• [Task requirements]:
Copy out the entries below precisely; nothing is to be omitted.
------ The records ------
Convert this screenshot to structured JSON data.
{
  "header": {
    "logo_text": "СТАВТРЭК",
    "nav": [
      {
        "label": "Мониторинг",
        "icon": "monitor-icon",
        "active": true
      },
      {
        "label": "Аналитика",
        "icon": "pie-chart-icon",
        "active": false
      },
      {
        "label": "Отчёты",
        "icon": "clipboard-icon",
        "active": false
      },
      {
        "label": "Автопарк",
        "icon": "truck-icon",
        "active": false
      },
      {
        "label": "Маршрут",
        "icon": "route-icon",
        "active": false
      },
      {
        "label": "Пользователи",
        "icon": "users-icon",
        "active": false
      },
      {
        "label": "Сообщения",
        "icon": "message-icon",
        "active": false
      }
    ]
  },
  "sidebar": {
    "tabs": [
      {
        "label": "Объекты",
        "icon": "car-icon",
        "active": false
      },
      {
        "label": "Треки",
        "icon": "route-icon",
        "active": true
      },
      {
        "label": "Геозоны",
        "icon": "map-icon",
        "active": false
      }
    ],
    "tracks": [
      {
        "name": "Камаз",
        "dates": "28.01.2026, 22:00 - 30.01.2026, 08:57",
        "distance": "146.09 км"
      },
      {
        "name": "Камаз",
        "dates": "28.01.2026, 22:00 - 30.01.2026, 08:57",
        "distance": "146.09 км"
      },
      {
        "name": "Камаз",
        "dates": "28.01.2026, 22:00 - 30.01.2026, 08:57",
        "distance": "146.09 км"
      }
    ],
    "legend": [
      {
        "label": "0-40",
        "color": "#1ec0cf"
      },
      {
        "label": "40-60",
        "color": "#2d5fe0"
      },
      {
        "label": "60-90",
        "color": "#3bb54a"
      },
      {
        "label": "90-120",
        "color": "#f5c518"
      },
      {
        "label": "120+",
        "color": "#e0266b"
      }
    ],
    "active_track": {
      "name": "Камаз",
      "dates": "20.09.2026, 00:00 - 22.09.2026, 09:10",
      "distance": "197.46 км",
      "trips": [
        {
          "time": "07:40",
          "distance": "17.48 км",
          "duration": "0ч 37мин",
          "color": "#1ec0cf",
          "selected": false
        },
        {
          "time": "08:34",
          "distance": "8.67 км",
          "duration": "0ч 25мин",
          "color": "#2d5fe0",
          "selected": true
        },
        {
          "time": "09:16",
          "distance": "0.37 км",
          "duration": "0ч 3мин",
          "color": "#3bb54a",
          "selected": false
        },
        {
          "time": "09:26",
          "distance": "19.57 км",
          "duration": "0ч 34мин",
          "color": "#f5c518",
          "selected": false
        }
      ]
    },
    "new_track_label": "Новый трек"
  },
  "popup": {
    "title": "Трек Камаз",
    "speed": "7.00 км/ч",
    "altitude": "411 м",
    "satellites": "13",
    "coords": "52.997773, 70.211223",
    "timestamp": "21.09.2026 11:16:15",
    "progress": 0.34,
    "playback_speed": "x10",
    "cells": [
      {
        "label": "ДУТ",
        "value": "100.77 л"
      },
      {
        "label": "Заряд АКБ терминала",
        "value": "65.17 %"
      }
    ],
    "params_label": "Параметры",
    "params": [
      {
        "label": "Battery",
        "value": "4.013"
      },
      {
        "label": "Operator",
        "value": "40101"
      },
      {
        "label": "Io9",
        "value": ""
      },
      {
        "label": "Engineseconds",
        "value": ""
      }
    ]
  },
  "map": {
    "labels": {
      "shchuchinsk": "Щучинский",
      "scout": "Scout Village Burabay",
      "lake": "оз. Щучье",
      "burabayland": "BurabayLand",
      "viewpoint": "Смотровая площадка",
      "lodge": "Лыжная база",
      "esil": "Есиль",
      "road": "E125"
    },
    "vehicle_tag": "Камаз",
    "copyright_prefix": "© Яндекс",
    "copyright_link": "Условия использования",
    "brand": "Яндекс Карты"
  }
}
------
• [Answer area]:
Convert this screenshot to structured JSON data.
{
  "header": {
    "logo_text": "СТАВТРЭК",
    "nav": [
      {
        "label": "Мониторинг",
        "icon": "monitor-icon",
        "active": true
      },
      {
        "label": "Аналитика",
        "icon": "pie-chart-icon",
        "active": false
      },
      {
        "label": "Отчёты",
        "icon": "clipboard-icon",
        "active": false
      },
      {
        "label": "Автопарк",
        "icon": "truck-icon",
        "active": false
      },
      {
        "label": "Маршрут",
        "icon": "route-icon",
        "active": false
      },
      {
        "label": "Пользователи",
        "icon": "users-icon",
        "active": false
      },
      {
        "label": "Сообщения",
        "icon": "message-icon",
        "active": false
      }
    ]
  },
  "sidebar": {
    "tabs": [
      {
        "label": "Объекты",
        "icon": "car-icon",
        "active": false
      },
      {
        "label": "Треки",
        "icon": "route-icon",
        "active": true
      },
      {
        "label": "Геозоны",
        "icon": "map-icon",
        "active": false
      }
    ],
    "tracks": [
      {
        "name": "Камаз",
        "dates": "28.01.2026, 22:00 - 30.01.2026, 08:57",
        "distance": "146.09 км"
      },
      {
        "name": "Камаз",
        "dates": "28.01.2026, 22:00 - 30.01.2026, 08:57",
        "distance": "146.09 км"
      },
      {
        "name": "Камаз",
        "dates": "28.01.2026, 22:00 - 30.01.2026, 08:57",
        "distance": "146.09 км"
      }
    ],
    "legend": [
      {
        "label": "0-40",
        "color": "#1ec0cf"
      },
      {
        "label": "40-60",
        "color": "#2d5fe0"
      },
      {
        "label": "60-90",
        "color": "#3bb54a"
      },
      {
        "label": "90-120",
        "color": "#f5c518"
      },
      {
        "label": "120+",
        "color": "#e0266b"
      }
    ],
    "active_track": {
      "name": "Камаз",
      "dates": "20.09.2026, 00:00 - 22.09.2026, 09:10",
      "distance": "197.46 км",
      "trips": [
        {
          "time": "07:40",
          "distance": "17.48 км",
          "duration": "0ч 37мин",
          "color": "#1ec0cf",
          "selected": false
        },
        {
          "time": "08:34",
          "distance": "8.67 км",
          "duration": "0ч 25мин",
          "color": "#2d5fe0",
          "selected": true
        },
        {
          "time": "09:16",
          "distance": "0.37 км",
          "duration": "0ч 3мин",
          "color": "#3bb54a",
          "selected": false
        },
        {
          "time": "09:26",
          "distance": "19.57 км",
          "duration": "0ч 34мин",
          "color": "#f5c518",
          "selected": false
        }
      ]
    },
    "new_track_label": "Новый трек"
  },
  "popup": {
    "title": "Трек Камаз",
    "speed": "7.00 км/ч",
    "altitude": "411 м",
    "satellites": "13",
    "coords": "52.997773, 70.211223",
    "timestamp": "21.09.2026 11:16:15",
    "progress": 0.34,
    "playback_speed": "x10",
    "cells": [
      {
        "label": "ДУТ",
        "value": "100.77 л"
      },
      {
        "label": "Заряд АКБ терминала",
        "value": "65.17 %"
      }
    ],
    "params_label": "Параметры",
    "params": [
      {
        "label": "Battery",
        "value": "4.013"
      },
      {
        "label": "Operator",
        "value": "40101"
      },
      {
        "label": "Io9",
        "value": ""
      },
      {
        "label": "Engineseconds",
        "value": ""
      }
    ]
  },
  "map": {
    "labels": {
      "shchuchinsk": "Щучинский",
      "scout": "Scout Village Burabay",
      "lake": "оз. Щучье",
      "burabayland": "BurabayLand",
      "viewpoint": "Смотровая площадка",
      "lodge": "Лыжная база",
      "esil": "Есиль",
      "road": "E125"
    },
    "vehicle_tag": "Камаз",
    "copyright_prefix": "© Яндекс",
    "copyright_link": "Условия использования",
    "brand": "Яндекс Карты"
  }
}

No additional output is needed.